Desperate Measures : Below The Breadline
Simply See Productions
Festival: Edinburgh Fringe
A thought-provoking, occasionally hard-hitting piece penned by the cast themselves that paints a disturbing, yet occasionally cautiously optimistic portrait of life through the eyes of today’s economically disenfranchised younger generation. Welcome to the austerity generation.
Hopes, dreams, ideals. Most people have them when they’re young. Maybe some still harbour a few as they hit what they might like to think of as maturity. Yet, somehow in the growing up process, the more prosaic elements of life seem to take over as people eek out an existence where paying the rent and having enough left over to feed themselves represents success.
Welcome to the austerity generation. Welcome to life in a metropolis. Welcome to life in London. An ever increasing proportion of this iconic city’s 8.3 million inhabitants have known nothing but a working life of seemingly unending menial grind, an environment where everyone seems to think they’re in the right, lots of people try to control what you do but no one is actually accountable for anything. Whatever happened to the promise of stimulating, remunerative employment as a return for the hard flog (and expense) involved in tertiary education these days?
In this thought-provoking and occasionally hard-hitting piece penned by the cast themselves, Below The Breadline paints a disturbing, yet cautiously optimistic portrait of life through the eyes of today’s economically disenfranchised younger generation. Set around London’s creaking public transport infrastructure, it presents a series of conversational vignettes examining the strain that breadline living places on relationships and self-worth, of feeling trapped, having to face down prejudice, having to prostitute one’s very soul to win and hold down a job that generates enough loot to avoid sinking into a whirlpool of debt.
The cast of ten sweep through scenes with pace, passion and poignancy. One-on-one conversations are augmented with soliloquies and syncopated exchanges. The language is sharp and direct. Issues are confronted. Opinions tumble forth. The multi-cubed set morphs into endless configurations to represent life on the run in the city. It also cleverly stores costumes for on-set changes, ensuring a smooth transition from one place and character to another. The subtle use of live music quietly reinforces the impression created by the unending stream of situations unfolding before us that there has to be a better way of living life in the city than the breathless version evidenced by the early part of the 21st Century.

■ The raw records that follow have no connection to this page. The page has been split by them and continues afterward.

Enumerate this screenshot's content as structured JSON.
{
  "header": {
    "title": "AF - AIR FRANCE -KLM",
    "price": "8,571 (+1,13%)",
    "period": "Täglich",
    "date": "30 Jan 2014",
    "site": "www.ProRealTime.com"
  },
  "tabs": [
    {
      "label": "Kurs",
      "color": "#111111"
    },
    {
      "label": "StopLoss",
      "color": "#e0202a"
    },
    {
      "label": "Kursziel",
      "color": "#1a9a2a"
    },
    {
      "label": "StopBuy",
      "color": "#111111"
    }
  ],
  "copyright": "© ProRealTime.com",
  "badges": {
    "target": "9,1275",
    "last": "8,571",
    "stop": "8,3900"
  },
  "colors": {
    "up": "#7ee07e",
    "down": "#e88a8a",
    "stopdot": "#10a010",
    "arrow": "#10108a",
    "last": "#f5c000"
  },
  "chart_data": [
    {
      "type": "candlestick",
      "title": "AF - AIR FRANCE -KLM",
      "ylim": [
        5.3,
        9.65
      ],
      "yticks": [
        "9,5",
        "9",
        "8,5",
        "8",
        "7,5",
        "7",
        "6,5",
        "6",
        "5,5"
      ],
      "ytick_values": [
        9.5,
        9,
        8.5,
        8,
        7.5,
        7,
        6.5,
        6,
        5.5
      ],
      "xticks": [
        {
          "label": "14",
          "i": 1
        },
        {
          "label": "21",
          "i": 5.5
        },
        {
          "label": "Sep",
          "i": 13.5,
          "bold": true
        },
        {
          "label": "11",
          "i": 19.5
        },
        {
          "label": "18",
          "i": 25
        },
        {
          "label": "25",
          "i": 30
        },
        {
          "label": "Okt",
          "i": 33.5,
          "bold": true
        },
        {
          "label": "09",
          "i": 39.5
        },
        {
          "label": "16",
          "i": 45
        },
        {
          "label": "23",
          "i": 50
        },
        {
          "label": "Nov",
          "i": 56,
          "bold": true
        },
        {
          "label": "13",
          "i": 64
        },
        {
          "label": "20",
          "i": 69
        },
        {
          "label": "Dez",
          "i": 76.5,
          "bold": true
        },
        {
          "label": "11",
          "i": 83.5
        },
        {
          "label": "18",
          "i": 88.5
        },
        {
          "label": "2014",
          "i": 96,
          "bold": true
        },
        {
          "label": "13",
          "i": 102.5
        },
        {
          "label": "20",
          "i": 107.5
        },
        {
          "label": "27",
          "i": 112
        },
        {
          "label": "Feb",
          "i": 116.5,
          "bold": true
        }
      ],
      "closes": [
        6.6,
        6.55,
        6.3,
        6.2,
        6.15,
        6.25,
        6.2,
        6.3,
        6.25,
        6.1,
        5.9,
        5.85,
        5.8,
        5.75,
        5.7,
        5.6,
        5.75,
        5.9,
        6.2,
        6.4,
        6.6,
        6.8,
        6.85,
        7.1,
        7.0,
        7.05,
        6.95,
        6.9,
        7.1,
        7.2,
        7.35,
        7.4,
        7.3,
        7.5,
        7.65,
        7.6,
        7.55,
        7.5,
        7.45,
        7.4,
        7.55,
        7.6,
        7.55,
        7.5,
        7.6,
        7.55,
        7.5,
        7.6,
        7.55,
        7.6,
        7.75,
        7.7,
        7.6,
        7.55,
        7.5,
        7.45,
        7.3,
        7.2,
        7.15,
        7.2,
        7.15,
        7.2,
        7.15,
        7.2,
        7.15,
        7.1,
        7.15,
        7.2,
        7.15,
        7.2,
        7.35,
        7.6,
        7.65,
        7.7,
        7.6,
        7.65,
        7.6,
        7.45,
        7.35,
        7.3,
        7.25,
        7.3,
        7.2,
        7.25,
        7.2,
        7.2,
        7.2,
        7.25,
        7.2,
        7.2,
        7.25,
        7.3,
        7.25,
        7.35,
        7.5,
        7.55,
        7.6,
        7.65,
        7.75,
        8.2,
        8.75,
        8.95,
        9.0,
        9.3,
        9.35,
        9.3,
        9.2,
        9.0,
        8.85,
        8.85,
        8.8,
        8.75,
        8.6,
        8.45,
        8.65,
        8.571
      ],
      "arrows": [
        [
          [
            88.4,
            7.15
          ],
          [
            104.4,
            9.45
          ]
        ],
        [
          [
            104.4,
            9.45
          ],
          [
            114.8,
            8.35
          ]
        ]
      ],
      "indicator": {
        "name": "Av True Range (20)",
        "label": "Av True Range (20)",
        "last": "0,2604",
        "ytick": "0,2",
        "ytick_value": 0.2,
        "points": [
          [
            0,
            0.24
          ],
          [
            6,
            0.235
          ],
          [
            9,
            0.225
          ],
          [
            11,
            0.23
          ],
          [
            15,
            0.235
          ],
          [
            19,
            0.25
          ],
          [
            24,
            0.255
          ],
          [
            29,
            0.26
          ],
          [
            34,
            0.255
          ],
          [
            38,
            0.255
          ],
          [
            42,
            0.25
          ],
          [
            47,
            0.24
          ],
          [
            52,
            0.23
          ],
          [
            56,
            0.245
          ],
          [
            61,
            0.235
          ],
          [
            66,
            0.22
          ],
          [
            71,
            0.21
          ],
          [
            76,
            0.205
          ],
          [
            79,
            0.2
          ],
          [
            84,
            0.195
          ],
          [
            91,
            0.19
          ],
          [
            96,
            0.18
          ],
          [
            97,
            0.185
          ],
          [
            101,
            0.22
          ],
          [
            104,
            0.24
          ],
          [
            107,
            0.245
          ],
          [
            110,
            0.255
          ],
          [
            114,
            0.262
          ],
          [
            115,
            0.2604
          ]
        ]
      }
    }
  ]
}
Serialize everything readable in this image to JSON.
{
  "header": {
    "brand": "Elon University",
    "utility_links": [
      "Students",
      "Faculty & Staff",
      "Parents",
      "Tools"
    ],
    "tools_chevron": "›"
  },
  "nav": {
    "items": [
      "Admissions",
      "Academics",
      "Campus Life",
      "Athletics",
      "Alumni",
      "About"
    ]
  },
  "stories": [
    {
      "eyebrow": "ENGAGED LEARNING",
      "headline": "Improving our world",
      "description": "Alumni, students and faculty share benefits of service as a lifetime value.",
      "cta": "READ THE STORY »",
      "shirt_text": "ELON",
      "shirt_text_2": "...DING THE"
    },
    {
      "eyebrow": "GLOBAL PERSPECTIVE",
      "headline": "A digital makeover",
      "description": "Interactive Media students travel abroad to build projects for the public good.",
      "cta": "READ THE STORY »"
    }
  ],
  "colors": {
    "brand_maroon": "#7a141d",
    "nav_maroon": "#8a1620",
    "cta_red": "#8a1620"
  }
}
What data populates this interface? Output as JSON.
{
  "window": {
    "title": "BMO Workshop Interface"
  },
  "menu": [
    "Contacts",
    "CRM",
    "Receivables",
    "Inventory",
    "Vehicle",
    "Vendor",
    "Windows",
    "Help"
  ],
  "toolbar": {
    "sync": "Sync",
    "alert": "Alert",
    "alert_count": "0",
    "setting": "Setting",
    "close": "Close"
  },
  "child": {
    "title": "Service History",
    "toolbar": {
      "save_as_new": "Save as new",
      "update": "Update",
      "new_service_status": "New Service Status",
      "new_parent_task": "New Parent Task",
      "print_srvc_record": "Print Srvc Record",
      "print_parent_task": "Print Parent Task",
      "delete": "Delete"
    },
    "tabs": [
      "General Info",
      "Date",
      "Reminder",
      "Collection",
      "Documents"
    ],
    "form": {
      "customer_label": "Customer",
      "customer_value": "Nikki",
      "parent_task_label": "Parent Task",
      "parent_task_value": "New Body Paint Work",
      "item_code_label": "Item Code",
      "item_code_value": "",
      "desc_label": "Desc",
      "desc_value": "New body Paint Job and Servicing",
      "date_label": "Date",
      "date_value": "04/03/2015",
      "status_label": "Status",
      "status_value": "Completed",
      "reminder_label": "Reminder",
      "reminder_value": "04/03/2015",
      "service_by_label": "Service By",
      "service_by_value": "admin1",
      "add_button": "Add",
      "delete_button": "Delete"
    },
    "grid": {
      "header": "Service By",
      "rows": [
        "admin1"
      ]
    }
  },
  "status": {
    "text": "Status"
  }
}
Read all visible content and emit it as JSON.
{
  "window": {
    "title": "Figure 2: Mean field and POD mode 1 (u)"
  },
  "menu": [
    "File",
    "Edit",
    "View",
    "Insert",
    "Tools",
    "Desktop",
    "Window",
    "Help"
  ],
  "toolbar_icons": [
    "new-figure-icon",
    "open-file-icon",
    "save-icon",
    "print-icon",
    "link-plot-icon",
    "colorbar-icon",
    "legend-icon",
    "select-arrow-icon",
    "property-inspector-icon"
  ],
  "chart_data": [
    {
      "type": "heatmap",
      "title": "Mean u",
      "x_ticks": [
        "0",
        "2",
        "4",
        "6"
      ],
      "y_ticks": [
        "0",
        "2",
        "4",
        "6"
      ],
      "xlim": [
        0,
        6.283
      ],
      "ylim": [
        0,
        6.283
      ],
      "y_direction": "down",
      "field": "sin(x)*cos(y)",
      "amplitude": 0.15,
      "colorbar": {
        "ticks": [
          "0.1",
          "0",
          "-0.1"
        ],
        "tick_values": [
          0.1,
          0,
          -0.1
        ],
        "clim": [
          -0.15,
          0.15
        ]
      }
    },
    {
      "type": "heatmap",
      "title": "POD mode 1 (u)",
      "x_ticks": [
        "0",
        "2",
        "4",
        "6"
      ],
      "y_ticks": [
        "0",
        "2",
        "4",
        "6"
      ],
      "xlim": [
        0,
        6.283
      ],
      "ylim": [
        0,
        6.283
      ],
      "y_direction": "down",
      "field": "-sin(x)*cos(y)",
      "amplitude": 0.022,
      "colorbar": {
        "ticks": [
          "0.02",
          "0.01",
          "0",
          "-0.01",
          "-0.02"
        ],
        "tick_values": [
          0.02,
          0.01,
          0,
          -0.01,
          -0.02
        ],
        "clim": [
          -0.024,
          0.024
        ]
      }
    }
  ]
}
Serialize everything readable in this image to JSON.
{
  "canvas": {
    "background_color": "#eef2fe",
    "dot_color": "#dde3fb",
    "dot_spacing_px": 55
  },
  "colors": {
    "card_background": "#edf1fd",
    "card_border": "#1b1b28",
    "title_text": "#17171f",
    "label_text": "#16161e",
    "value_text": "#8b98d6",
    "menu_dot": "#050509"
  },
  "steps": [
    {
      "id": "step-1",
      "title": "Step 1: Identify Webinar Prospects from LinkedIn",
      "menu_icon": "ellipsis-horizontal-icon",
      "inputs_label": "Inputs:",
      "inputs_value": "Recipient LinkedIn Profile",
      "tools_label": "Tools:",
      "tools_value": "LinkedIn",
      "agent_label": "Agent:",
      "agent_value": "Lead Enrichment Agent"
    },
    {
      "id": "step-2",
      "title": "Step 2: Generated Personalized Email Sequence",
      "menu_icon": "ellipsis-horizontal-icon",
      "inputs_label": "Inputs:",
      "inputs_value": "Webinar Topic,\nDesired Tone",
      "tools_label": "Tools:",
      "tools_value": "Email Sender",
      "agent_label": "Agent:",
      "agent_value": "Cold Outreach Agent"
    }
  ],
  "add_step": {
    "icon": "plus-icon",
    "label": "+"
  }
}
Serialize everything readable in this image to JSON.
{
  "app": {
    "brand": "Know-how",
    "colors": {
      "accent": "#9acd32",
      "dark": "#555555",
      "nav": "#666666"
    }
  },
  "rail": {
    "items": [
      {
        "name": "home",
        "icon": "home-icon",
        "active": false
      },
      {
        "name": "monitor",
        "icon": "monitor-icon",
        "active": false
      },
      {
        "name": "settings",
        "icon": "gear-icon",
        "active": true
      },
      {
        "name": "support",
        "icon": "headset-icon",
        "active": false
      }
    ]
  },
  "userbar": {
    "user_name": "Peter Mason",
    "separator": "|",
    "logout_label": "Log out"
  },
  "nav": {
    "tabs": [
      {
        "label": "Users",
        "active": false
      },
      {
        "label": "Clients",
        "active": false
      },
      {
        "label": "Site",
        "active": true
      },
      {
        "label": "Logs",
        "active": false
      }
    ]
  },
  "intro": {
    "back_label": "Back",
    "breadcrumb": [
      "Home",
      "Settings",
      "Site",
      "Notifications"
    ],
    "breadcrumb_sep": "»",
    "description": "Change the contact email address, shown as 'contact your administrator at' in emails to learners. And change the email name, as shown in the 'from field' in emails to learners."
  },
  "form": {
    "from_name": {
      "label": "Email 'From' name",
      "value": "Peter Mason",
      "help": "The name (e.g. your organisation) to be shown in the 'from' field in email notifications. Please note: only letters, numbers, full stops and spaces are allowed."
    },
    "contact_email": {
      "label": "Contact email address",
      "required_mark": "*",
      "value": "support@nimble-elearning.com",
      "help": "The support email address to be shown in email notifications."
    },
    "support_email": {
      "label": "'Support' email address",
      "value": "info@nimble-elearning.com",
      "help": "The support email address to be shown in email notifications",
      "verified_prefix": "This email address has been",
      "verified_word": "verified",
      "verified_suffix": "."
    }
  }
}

Perhaps there is. This excellent piece of theatre is not all about problems. It doesn’t leave you with the feeling that Britain is broken. There are solutions and, as the “conscience” character suggests, if a few people put just a little more effort into trying to start a conversation, smiling at their fellow city-dwelling traveller, meeting them in the eye rather than hiding behind their mobile device, city life may become less of existence and more fulfilling. And, in turn, this might result in some of those hopes, dreams and ideals becoming reality, to the betterment of all. As a former London resident, I’d say amen to that. Thoroughly recommended viewing for city and rural folks alike.